On a seemingly normal morning in London, a group of people all lose something dear to them, something dear but peculiar: the front of their house, their piano keys, their sense of direction, their place of work.
Meanwhile, Jake, a young boy whose father brings him to London following his mother’s sudden death in an earthquake, finds himself strangely attracted to other people’s lost things. But little does he realise that his most valuable possession, his relationship with his dad, is slipping away from him.
This delightful book has at its central premise a question: What would you do if you lost that which was most important to you? Of Things Gone Astray takes the separate, but eventually interwoven, lives of six otherwise normal people and explores what happens as each experiences a loss.
Each loss is different, because each loss is also the loss of what helped define the character's relationship with the world and how they regarded themselves. Thus the loss of Mrs Featherby's front wall is also the loss of the wall she puts up to the rest of the world. Suddenly she is living behind a semi-opaque curtain of polythene and her neighbors, who previously had not interacted with her, start to do so.The pianist Marcus loses not only the piano keys, but with them his confidence, leaving him unable to make decisions. Robert's place of work (and therefore his job) disappears and although he disliked his work he is at a loss without the role his job had imposed on him. Jake and his father lose each other, not in a literal sense but in a magic-realist way - they stop being able to see each other.
Of Things Gone Astray could have been one of those feel-good magic-realist novels that I have reviewed several times over the years I have been writing this blog, but it is not. To be sure, some of the storylines come out for the good and the individual gains new strength from their loss - as happens in the story of Delia, a young woman who loses her sense of direction - but that is not always the case.
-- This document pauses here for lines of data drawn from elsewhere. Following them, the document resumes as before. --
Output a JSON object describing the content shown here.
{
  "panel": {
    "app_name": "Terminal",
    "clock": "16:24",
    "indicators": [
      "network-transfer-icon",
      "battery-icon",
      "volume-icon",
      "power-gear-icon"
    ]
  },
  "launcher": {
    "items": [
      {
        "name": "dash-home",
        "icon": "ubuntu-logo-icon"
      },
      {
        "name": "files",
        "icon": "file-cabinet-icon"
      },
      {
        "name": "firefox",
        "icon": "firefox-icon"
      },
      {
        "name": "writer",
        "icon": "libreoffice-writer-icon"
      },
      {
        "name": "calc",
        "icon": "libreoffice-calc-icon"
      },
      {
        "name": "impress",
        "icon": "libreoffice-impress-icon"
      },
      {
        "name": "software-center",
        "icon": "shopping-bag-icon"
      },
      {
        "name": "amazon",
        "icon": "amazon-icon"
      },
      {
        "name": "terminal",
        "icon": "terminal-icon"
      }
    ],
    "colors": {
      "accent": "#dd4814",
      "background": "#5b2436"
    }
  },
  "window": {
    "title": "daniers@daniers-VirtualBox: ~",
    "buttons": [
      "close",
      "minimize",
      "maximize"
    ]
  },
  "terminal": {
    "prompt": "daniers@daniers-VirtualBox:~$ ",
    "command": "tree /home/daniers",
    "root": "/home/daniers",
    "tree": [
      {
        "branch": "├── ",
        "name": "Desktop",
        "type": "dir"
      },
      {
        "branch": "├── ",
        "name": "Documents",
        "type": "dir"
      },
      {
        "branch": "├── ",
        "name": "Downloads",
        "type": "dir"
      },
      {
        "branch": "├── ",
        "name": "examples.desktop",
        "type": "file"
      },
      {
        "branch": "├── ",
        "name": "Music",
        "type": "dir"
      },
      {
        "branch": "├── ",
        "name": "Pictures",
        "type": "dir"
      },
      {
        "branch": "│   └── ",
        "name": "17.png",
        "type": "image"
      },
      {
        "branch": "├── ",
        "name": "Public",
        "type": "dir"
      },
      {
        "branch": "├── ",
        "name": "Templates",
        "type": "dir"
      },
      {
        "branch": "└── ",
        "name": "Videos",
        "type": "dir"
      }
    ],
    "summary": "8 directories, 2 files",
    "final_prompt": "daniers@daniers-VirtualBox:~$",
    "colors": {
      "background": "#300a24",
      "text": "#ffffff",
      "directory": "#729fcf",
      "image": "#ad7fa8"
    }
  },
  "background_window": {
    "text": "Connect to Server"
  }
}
Another young woman waits in vain for her lover to arrive and cannot move from the arrivals lounge, because a) she cannot give up on the hope that her lover will come, and b) she is slowly turning into a tree. Some people can cope and others can't, the book says honestly.
This novel is a good example of how magic realism can be used to cast a light (albeit a sideways one) on the human condition. It is also a good read. Matthewson's touch is light and leaves us to draw our own conclusions. Her narrative voice has a dry observational humor. For example the book opens with the lines:Mrs Featherby had been having pleasant dreams until she woke to discover the front of her house had vanished overnight.
They had been dreams of when she was younger and more energetic, dreams of a time when she had full use of her knees.
After I read that, I knew I was going to enjoy this book.
This is Janina Matthewson's first published novel. I will look out for her second.
I received this book free from the publisher via Netgalley in return for a fair review.